Navigating through a complex world can be as challenging as it is essential, not just for us but also for creatures as small as a fruit fly. Yes, you read that right—fruit flies are getting in on the action, and they’re helping scientists at Cornell University understand the brain’s role in navigation. Here’s what’s buzzing in the world of science!
Imagine being as agile and swift as a flying insect, swiftly zipping through the air and avoiding obstacles with ease. For fruit flies, this kind of navigation is critical for their survival. A group of researchers, led by Itai Cohen, a physics professor at Cornell University, is using these tiny creatures to unlock the secrets of how the brain creates a coherent map of the world around them.

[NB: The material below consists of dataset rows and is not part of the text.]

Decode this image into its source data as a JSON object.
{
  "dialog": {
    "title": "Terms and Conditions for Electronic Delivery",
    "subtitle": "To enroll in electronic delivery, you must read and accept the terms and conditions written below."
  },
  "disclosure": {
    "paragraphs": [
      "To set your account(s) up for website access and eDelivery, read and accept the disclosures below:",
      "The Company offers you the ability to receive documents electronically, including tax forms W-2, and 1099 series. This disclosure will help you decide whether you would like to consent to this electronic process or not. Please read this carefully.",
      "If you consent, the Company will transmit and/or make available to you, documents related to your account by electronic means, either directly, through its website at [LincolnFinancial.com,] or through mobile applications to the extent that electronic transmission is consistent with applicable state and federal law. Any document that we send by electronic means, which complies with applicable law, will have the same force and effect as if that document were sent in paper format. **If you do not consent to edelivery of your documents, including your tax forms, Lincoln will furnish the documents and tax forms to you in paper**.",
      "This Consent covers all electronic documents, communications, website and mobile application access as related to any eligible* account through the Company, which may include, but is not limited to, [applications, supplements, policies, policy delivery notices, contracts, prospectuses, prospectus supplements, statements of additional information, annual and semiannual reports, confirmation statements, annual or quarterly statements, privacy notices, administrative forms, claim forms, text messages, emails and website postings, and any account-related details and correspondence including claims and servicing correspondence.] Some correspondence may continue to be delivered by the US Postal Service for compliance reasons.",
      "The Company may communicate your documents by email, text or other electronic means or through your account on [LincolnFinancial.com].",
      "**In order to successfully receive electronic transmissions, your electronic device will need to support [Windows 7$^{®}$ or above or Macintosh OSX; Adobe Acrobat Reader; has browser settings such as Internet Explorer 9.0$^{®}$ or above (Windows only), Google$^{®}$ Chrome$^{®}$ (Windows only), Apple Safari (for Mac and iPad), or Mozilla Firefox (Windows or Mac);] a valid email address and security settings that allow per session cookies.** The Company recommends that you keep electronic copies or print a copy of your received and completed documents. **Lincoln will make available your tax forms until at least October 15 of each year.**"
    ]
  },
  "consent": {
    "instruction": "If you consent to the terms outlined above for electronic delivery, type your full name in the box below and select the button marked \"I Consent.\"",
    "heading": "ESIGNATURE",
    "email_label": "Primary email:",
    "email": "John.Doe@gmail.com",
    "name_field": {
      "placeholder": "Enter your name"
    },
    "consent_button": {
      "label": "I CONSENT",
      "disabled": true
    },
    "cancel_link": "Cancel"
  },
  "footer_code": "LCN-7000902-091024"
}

Thanks to a generous $6.5 million grant from the National Institutes of Health (NIH), this multidisciplinary team is embarking on an exciting journey. They’re not just studying how fruit flies navigate but also how their brains process information from various senses and adapt to different situations.
“We are gearing up to understand how the flight integrates sensory modality from the antenna, the eyes, and the halteres [balancing organs] in the fly brain,” explains Cohen. “The goal is to understand how the fly integrates sensory information when the sensors agree with one another about what is happening and when they are in conflict.”
Think of it like this: sometimes, you might rely on your sense of touch rather than your sight when you’re in a dark room. Similarly, the researchers want to find out if fruit flies prioritize certain senses over others in specific conditions.
But why fruit flies, you ask? These tiny insects offer a treasure trove of research opportunities. They exhibit a wide range of complex behaviors, and their brains are fully mapped, meaning scientists have a comprehensive understanding of every neuron and how they connect. Additionally, genetic and physiological tools have been developed, allowing researchers to manipulate individual neurons with light. It’s like having a remote control for a fly’s brain!
What makes this research even more exciting is the perfect timing. This study coincides with major advancements in the field. The entire fruit fly brain connectome has recently been mapped and published, providing researchers with a comprehensive blueprint of the fly’s neural circuitry. On top of that, a new library of genetically modified fruit flies has been created, enabling scientists to turn specific neurons on and off using light.
To conduct their experiments, the team is constructing state-of-the-art facilities that combine various techniques. They will subject the flies to visual, wind, and magnetic perturbations while monitoring the wing and body movements that result. This setup will allow them to understand how sensory input influences a fly’s behavior and navigation skills.
But Itai Cohen and his team aren’t navigating this scientific journey alone. They’re joined by researchers from other top institutions, including Johns Hopkins University, Princeton University, Case Western Reserve University, the University of California, Santa Barbara, and Vanderbilt University. This collaboration ensures a diverse range of expertise and resources are brought to the table.
Furthermore, this research isn’t just about fruit flies; it’s about gaining insights into human neurological function. By understanding how these tiny insects process sensory information and navigate complex environments, scientists hope to shed light on similar processes in our own brains.
The future of neuroscience is taking flight with fruit flies, and as researchers delve deeper into this fascinating world, they may uncover answers to some of the brain’s most intriguing mysteries. So, the next time you see a fruit fly buzzing around your fruit bowl, remember that these tiny insects are helping us unlock the secrets of the mind.